Gene Wu calls the food of Shaanxi province “very simple, not fancy at all. It’s all based on freshness.” Of course, nothing requires consummate skill and an unwavering work ethic quite like simple dishes dependent on fresh ingredients. And Wu’s actions speak louder than his words as he shuttles between the pair of modest shops he, his wife, and his cousin run in Boston’s Downtown Crossing and the northern suburbs to make the buns for textbook, sloppy joe-like rou jia mo; the dough for the wide, springy, clingy noodles they’ll pull to order the way the third-generation restaurateur’s family did back home; and, well, not much else. Unlike the vast majority of its peers, Gene’s Chinese Flatbread Café serves just a few dishes. Perhaps the best-loved are the noodles with lamb (in soup or not), redolent of garlic, cumin and herbs, but the spicy chilled versions with wheat gluten or tea eggs enjoy near-equal acclaim. (Granted, there will always be a place in our hearts for Cantonese seafood institution Peach Farm, just a few blocks away.)
Join us as we celebrate the Grand Opening of our brand new restaurant in 466 Main Street, Woburn, MA.
Merry Christmas and Happy New Year from Gene's Chinese Flatbread Cafe, We are open New Year eve, and New Year day.
By David B. Chelmsford, MA 8/18/2012
It is wonderful to see the evolution of food culture in the United States.
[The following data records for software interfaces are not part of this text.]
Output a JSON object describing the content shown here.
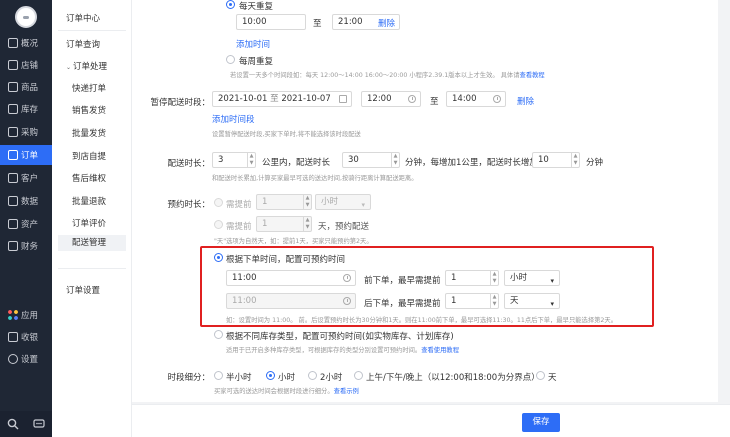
{
  "nav": {
    "items": [
      {
        "label": "概况",
        "icon": "dashboard-icon"
      },
      {
        "label": "店铺",
        "icon": "store-icon"
      },
      {
        "label": "商品",
        "icon": "goods-icon"
      },
      {
        "label": "库存",
        "icon": "inventory-icon"
      },
      {
        "label": "采购",
        "icon": "purchase-icon"
      },
      {
        "label": "订单",
        "icon": "order-icon"
      },
      {
        "label": "客户",
        "icon": "customer-icon"
      },
      {
        "label": "数据",
        "icon": "data-icon"
      },
      {
        "label": "资产",
        "icon": "assets-icon"
      },
      {
        "label": "财务",
        "icon": "finance-icon"
      }
    ],
    "bottom_items": [
      {
        "label": "应用",
        "icon": "apps-icon"
      },
      {
        "label": "收银",
        "icon": "cashier-icon"
      },
      {
        "label": "设置",
        "icon": "settings-icon"
      }
    ],
    "footer_icons": [
      "search-icon",
      "chat-icon"
    ]
  },
  "menu": {
    "title": "订单中心",
    "order_query": "订单查询",
    "order_process": "订单处理",
    "subs": [
      "快递打单",
      "销售发货",
      "批量发货",
      "到店自提",
      "售后维权",
      "批量退款",
      "订单评价",
      "配送管理"
    ],
    "order_settings": "订单设置"
  },
  "daily": {
    "option_label": "每天重复",
    "start": "10:00",
    "to": "至",
    "end": "21:00",
    "delete": "删除",
    "add_time": "添加时间",
    "weekly_label": "每周重复",
    "hint": "若设置一天多个时间段如：每天 12:00～14:00 16:00～20:00 小程序2.39.1版本以上才生效。 具体请",
    "hint_link": "查看教程"
  },
  "pause": {
    "label": "暂停配送时段：",
    "date_start": "2021-10-01",
    "date_to": "至",
    "date_end": "2021-10-07",
    "time_start": "12:00",
    "time_to": "至",
    "time_end": "14:00",
    "delete": "删除",
    "add": "添加时间段",
    "hint": "设置暂停配送时段,买家下单时,将不能选择该时段配送"
  },
  "duration": {
    "label": "配送时长：",
    "km": "3",
    "km_text": "公里内，配送时长",
    "minutes": "30",
    "per_text": "分钟，每增加1公里，配送时长增加",
    "inc": "10",
    "min_text": "分钟",
    "hint": "和配送时长累加,计算买家最早可选的送达时间,按骑行距离计算配送距离。"
  },
  "reserve": {
    "label": "预约时长：",
    "need_ahead_1": "需提前",
    "val1": "1",
    "unit1": "小时",
    "need_ahead_2": "需提前",
    "val2": "1",
    "days_text": "天，预约配送",
    "hint": "\"天\"选项为自然天，如：提前1天，买家只能预约第2天。"
  },
  "by_order": {
    "option_label": "根据下单时间，配置可预约时间",
    "time1": "11:00",
    "before_text1": "前下单，最早需提前",
    "val1": "1",
    "unit1": "小时",
    "time2": "11:00",
    "after_text2": "后下单，最早需提前",
    "val2": "1",
    "unit2": "天",
    "hint": "如：设置时间为 11:00。 前。后设置预约时长为30分钟和1天。则在11:00前下单，最早可选择11:30。11点后下单，最早只能选择第2天。"
  },
  "by_stock": {
    "option_label": "根据不同库存类型，配置可预约时间(如实物库存、计划库存)",
    "hint": "适用于已开启多种库存类型，可根据库存的类型分别设置可预约时间。",
    "hint_link": "查看使用教程"
  },
  "segment": {
    "label": "时段细分：",
    "options": [
      "半小时",
      "小时",
      "2小时",
      "上午/下午/晚上（以12:00和18:00为分界点）",
      "天"
    ],
    "hint": "买家可选的送达时间会根据时段进行细分。",
    "hint_link": "查看示例"
  },
  "footer": {
    "save": "保存"
  }
}
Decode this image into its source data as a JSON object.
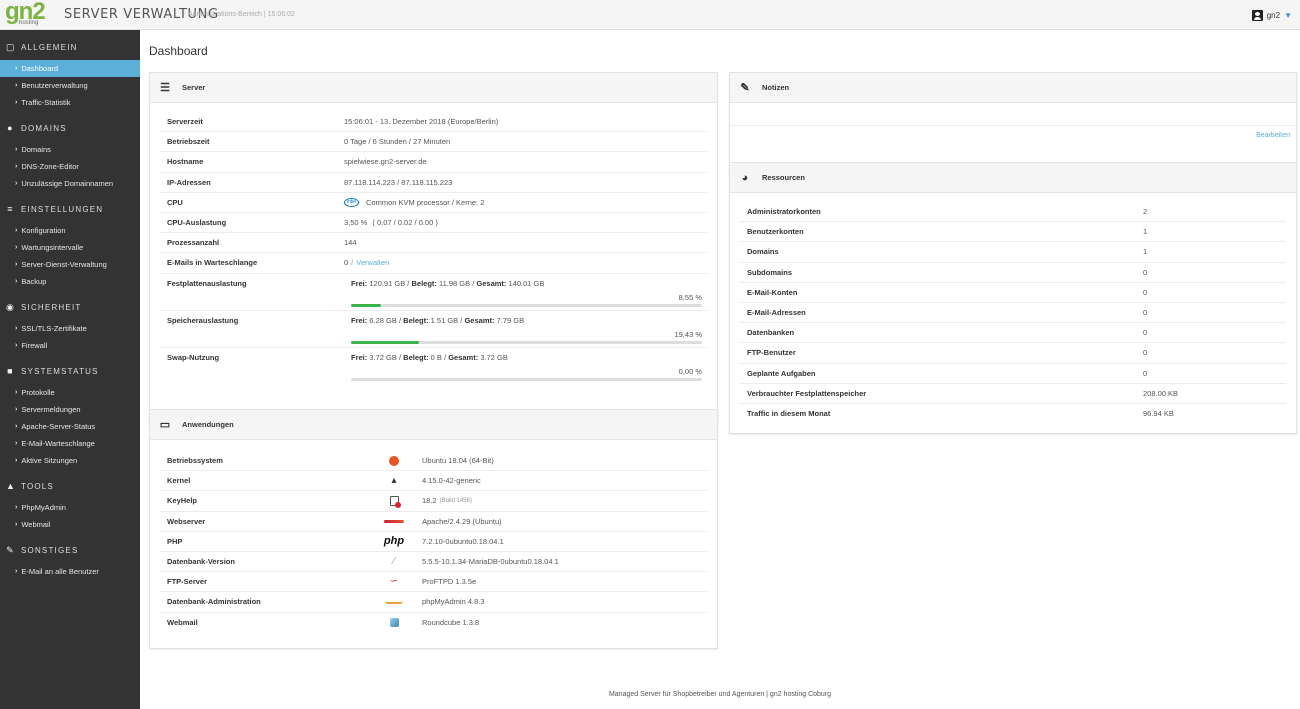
{
  "header": {
    "logo_text": "gn2",
    "logo_sub": "hosting",
    "title": "SERVER VERWALTUNG",
    "subtitle": "Administrations-Bereich | 15:06:02",
    "user": "gn2"
  },
  "sidebar": {
    "sections": [
      {
        "label": "ALLGEMEIN",
        "icon": "monitor-icon",
        "items": [
          "Dashboard",
          "Benutzerverwaltung",
          "Traffic-Statistik"
        ]
      },
      {
        "label": "DOMAINS",
        "icon": "globe-icon",
        "items": [
          "Domains",
          "DNS-Zone-Editor",
          "Unzulässige Domainnamen"
        ]
      },
      {
        "label": "EINSTELLUNGEN",
        "icon": "sliders-icon",
        "items": [
          "Konfiguration",
          "Wartungsintervalle",
          "Server-Dienst-Verwaltung",
          "Backup"
        ]
      },
      {
        "label": "SICHERHEIT",
        "icon": "shield-icon",
        "items": [
          "SSL/TLS-Zertifikate",
          "Firewall"
        ]
      },
      {
        "label": "SYSTEMSTATUS",
        "icon": "document-icon",
        "items": [
          "Protokolle",
          "Servermeldungen",
          "Apache-Server-Status",
          "E-Mail-Warteschlange",
          "Aktive Sitzungen"
        ]
      },
      {
        "label": "TOOLS",
        "icon": "car-icon",
        "items": [
          "PhpMyAdmin",
          "Webmail"
        ]
      },
      {
        "label": "SONSTIGES",
        "icon": "pen-icon",
        "items": [
          "E-Mail an alle Benutzer"
        ]
      }
    ],
    "active_item": "Dashboard"
  },
  "page_title": "Dashboard",
  "server": {
    "title": "Server",
    "rows": [
      {
        "key": "Serverzeit",
        "value": "15:06:01 - 13. Dezember 2018 (Europe/Berlin)"
      },
      {
        "key": "Betriebszeit",
        "value": "0 Tage / 6 Stunden / 27 Minuten"
      },
      {
        "key": "Hostname",
        "value": "spielwiese.gn2-server.de"
      },
      {
        "key": "IP-Adressen",
        "value": "87.118.114.223 / 87.118.115.223"
      },
      {
        "key": "CPU",
        "value": "Common KVM processor / Kerne: 2",
        "logo": "intel"
      },
      {
        "key": "CPU-Auslastung",
        "value_green": "3,50 %",
        "value": "( 0.07 / 0.02 / 0.00 )"
      },
      {
        "key": "Prozessanzahl",
        "value": "144"
      },
      {
        "key": "E-Mails in Warteschlange",
        "value": "0",
        "sep": "/",
        "link": "Verwalten"
      }
    ],
    "disks": [
      {
        "key": "Festplattenauslastung",
        "free_label": "Frei:",
        "free": "120.91 GB",
        "used_label": "Belegt:",
        "used": "11.98 GB",
        "total_label": "Gesamt:",
        "total": "140.01 GB",
        "pct": "8,55 %",
        "fraction": 0.0855
      },
      {
        "key": "Speicherauslastung",
        "free_label": "Frei:",
        "free": "6.28 GB",
        "used_label": "Belegt:",
        "used": "1.51 GB",
        "total_label": "Gesamt:",
        "total": "7.79 GB",
        "pct": "19,43 %",
        "fraction": 0.1943
      },
      {
        "key": "Swap-Nutzung",
        "free_label": "Frei:",
        "free": "3.72 GB",
        "used_label": "Belegt:",
        "used": "0 B",
        "total_label": "Gesamt:",
        "total": "3.72 GB",
        "pct": "0,00 %",
        "fraction": 0
      }
    ]
  },
  "apps": {
    "title": "Anwendungen",
    "rows": [
      {
        "key": "Betriebssystem",
        "value": "Ubuntu 18.04 (64-Bit)",
        "icon": "ubuntu-icon"
      },
      {
        "key": "Kernel",
        "value": "4.15.0-42-generic",
        "icon": "tux-icon"
      },
      {
        "key": "KeyHelp",
        "value": "18.2",
        "build": "(Build 1456)",
        "icon": "keyhelp-icon"
      },
      {
        "key": "Webserver",
        "value": "Apache/2.4.29 (Ubuntu)",
        "icon": "apache-icon"
      },
      {
        "key": "PHP",
        "value": "7.2.10-0ubuntu0.18.04.1",
        "icon": "php-icon",
        "icon_text": "php"
      },
      {
        "key": "Datenbank-Version",
        "value": "5.5.5-10.1.34-MariaDB-0ubuntu0.18.04.1",
        "icon": "mariadb-icon"
      },
      {
        "key": "FTP-Server",
        "value": "ProFTPD 1.3.5e",
        "icon": "proftpd-icon"
      },
      {
        "key": "Datenbank-Administration",
        "value": "phpMyAdmin 4.8.3",
        "icon": "phpmyadmin-icon"
      },
      {
        "key": "Webmail",
        "value": "Roundcube 1.3.8",
        "icon": "roundcube-icon"
      }
    ]
  },
  "notes": {
    "title": "Notizen",
    "edit": "Bearbeiten"
  },
  "resources": {
    "title": "Ressourcen",
    "rows": [
      {
        "key": "Administratorkonten",
        "value": "2"
      },
      {
        "key": "Benutzerkonten",
        "value": "1"
      },
      {
        "key": "Domains",
        "value": "1"
      },
      {
        "key": "Subdomains",
        "value": "0"
      },
      {
        "key": "E-Mail-Konten",
        "value": "0"
      },
      {
        "key": "E-Mail-Adressen",
        "value": "0"
      },
      {
        "key": "Datenbanken",
        "value": "0"
      },
      {
        "key": "FTP-Benutzer",
        "value": "0"
      },
      {
        "key": "Geplante Aufgaben",
        "value": "0"
      },
      {
        "key": "Verbrauchter Festplattenspeicher",
        "value": "208.00 KB"
      },
      {
        "key": "Traffic in diesem Monat",
        "value": "96.94 KB"
      }
    ]
  },
  "footer": "Managed Server für Shopbetreiber und Agenturen | gn2 hosting Coburg"
}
Those that have come to live here from other corners of the world bring their cuisine with them, providing an important link to the their place of origin and culture. Those of us that crave something different, and enjoy exploring the live's of others through their food, revel in what our new citizens bring to us. Gene's is one of those places.
His small, hole-in-the-wall cafe brings the world of hand pulled noodles and the food of his home, Xian, China, to Chelmsford. The noodles are chewy, rustic, and filling, taking on the flavor of the broth they are placed. The broth has some heat that creeps up on you through the meal. The counter staff will ask if you'd like to adjust the heat, good for those that can't take hot chiles.
The menu is small and focused and the prices are low. Servings are big enough to bring some home or back to work for the next day's lunch. The pork on the Xian flat bread is succulent and delicious.
Forget Chinese food adapted to American plates...go to Gene's for the "real" thing.